On Oct. 29, a new report came out which announced that China’s use of the Yuan in global payments rose over 13% from the previous month to 1.72%, and is expected to rise much higher in light of a new agreement made earlier this week between themselves and Singapore to facilitate direct trade using each nation’s own currencies, thus bypassing the dollar completely.
In less than one year, use of the Yuan to function as a primary trade currency has risen over 72%, and has lifted China from 13th in the world to now being in the top 10 where they are expected to reach a top five ranking very quickly.
The yuan’s share of global payments rose to a record last month as China bolstered efforts to promote international use of its currency.
The yuan accounted for 1.72 percent of payments, up from 1.64 percent the previous month, Society for Worldwide International Financial Telecommunications reported today. The value of transactions increased 13.2 percent and the currency ranked seventh in terms of usage, Swift said.
China started direct trading between the yuan and the Singaporean dollar this week, after last month making the euro exchangeable for its currency in Shanghai. Similar links exist for the U.S., Australian and New Zealand dollars, the British pound and Japan’s yen, while South Korea plans to announce measures tomorrow to support yuan-related financial services. – Bloomberg
The rise of the Yuan as a viable and accepted currency for global payments has been swift, with more than 23 nations implementing new currency swap lines through October of 2014. This means that the Yuan is ready to fully float as an international trade currency and has gained massive support through Hong Kong’s choosing to peg its currency to the Yuan after decades of being tied to the dollar.
Europe is also quickly migrating over to the Yuan as nations in the EU vie for a larger share of China’s international banking. Britain recently became the first nation to recognize and sell a Chinese bond on the open market which will only increase the number of investors helping to grow and build the future of China’s economy.

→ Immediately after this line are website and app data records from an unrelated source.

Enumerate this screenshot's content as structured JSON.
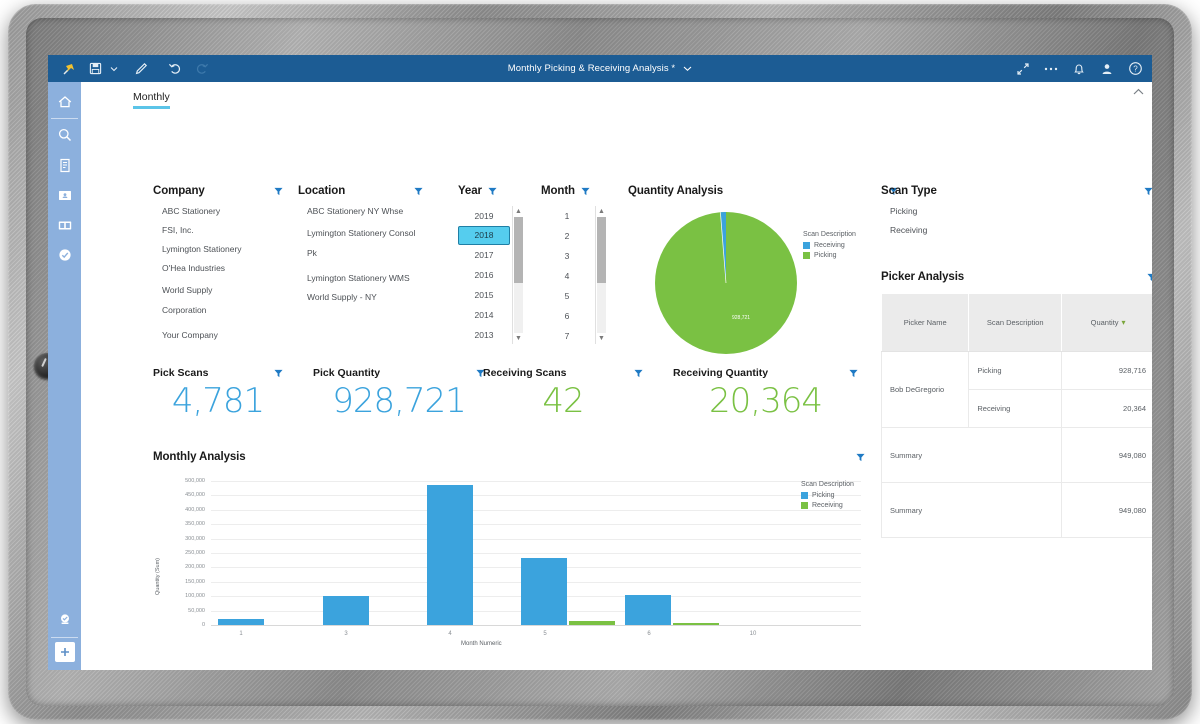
{
  "app": {
    "title": "Monthly Picking & Receiving Analysis *",
    "tab_label": "Monthly",
    "toolbar_icons": [
      "pin-icon",
      "save-icon",
      "save-dropdown-caret",
      "edit-pencil-icon",
      "undo-icon",
      "redo-icon"
    ],
    "right_icons": [
      "expand-icon",
      "more-options-icon",
      "notifications-bell-icon",
      "user-account-icon",
      "help-icon"
    ],
    "rail_icons": [
      "home-icon",
      "search-icon",
      "document-icon",
      "folder-icon",
      "cards-icon",
      "check-circle-icon",
      "badge-icon",
      "add-icon"
    ]
  },
  "colors": {
    "app_bar": "#1c5c94",
    "rail": "#8cb0dd",
    "accent_blue": "#3ba3dd",
    "accent_green": "#7ac143",
    "tab_underline": "#5bc4e8",
    "selected_row": "#55cdee",
    "summary_light": "#e6f3f0",
    "summary_dark": "#bfe3dd"
  },
  "filters": {
    "company": {
      "title": "Company",
      "items": [
        "ABC Stationery",
        "FSI, Inc.",
        "Lymington Stationery",
        "O'Hea Industries",
        "World Supply Corporation",
        "Your Company"
      ]
    },
    "location": {
      "title": "Location",
      "items": [
        "ABC Stationery NY Whse",
        "Lymington Stationery Consol Pk",
        "Lymington Stationery WMS",
        "World Supply - NY"
      ]
    },
    "year": {
      "title": "Year",
      "items": [
        "2019",
        "2018",
        "2017",
        "2016",
        "2015",
        "2014",
        "2013"
      ],
      "selected": "2018"
    },
    "month": {
      "title": "Month",
      "items": [
        "1",
        "2",
        "3",
        "4",
        "5",
        "6",
        "7"
      ],
      "selected": ""
    },
    "scan_type": {
      "title": "Scan Type",
      "items": [
        "Picking",
        "Receiving"
      ]
    }
  },
  "kpis": [
    {
      "label": "Pick Scans",
      "value": "4,781",
      "color": "#3ba3dd"
    },
    {
      "label": "Pick Quantity",
      "value": "928,721",
      "color": "#3ba3dd"
    },
    {
      "label": "Receiving Scans",
      "value": "42",
      "color": "#7ac143"
    },
    {
      "label": "Receiving Quantity",
      "value": "20,364",
      "color": "#7ac143"
    }
  ],
  "picker_analysis": {
    "title": "Picker Analysis",
    "columns": [
      "Picker Name",
      "Scan Description",
      "Quantity"
    ],
    "sort_column": "Quantity",
    "rows": [
      {
        "name": "Bob DeGregorio",
        "scan": "Picking",
        "qty": "928,716"
      },
      {
        "name": "",
        "scan": "Receiving",
        "qty": "20,364"
      }
    ],
    "summary_rows": [
      {
        "label": "Summary",
        "qty": "949,080"
      },
      {
        "label": "Summary",
        "qty": "949,080"
      }
    ]
  },
  "chart_data": [
    {
      "type": "pie",
      "title": "Quantity Analysis",
      "legend_title": "Scan Description",
      "legend_position": "right",
      "slices": [
        {
          "name": "Picking",
          "value": 928721,
          "label": "928,721",
          "color": "#7ac143"
        },
        {
          "name": "Receiving",
          "value": 20364,
          "label": "",
          "color": "#3ba3dd"
        }
      ]
    },
    {
      "type": "bar",
      "title": "Monthly Analysis",
      "xlabel": "Month Numeric",
      "ylabel": "Quantity (Sum)",
      "categories": [
        "1",
        "3",
        "4",
        "5",
        "6",
        "10"
      ],
      "ylim": [
        0,
        500000
      ],
      "yticks": [
        "0",
        "50,000",
        "100,000",
        "150,000",
        "200,000",
        "250,000",
        "300,000",
        "350,000",
        "400,000",
        "450,000",
        "500,000"
      ],
      "grid": true,
      "legend_title": "Scan Description",
      "legend_position": "right",
      "series": [
        {
          "name": "Picking",
          "color": "#3ba3dd",
          "values": [
            20000,
            100000,
            487000,
            232000,
            105000,
            0
          ]
        },
        {
          "name": "Receiving",
          "color": "#7ac143",
          "values": [
            0,
            0,
            0,
            15000,
            5000,
            0
          ]
        }
      ]
    }
  ]
}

As the European and American banking systems continue to reside in a mire of debt and need for even more money printing to remain solvent, acceptance of a new currency for international trade is quickly rising in the East. And with many of the major Eastern economies like Russia, Singapore, and Hong Kong all turning towards China, and away from the U.S. and Europe, global use of the Yuan for international trade will continue to put pressure on dollar hegemony and eventually bring about a global demand for a look towards a new reserve currency that includes the Chinese Yuan.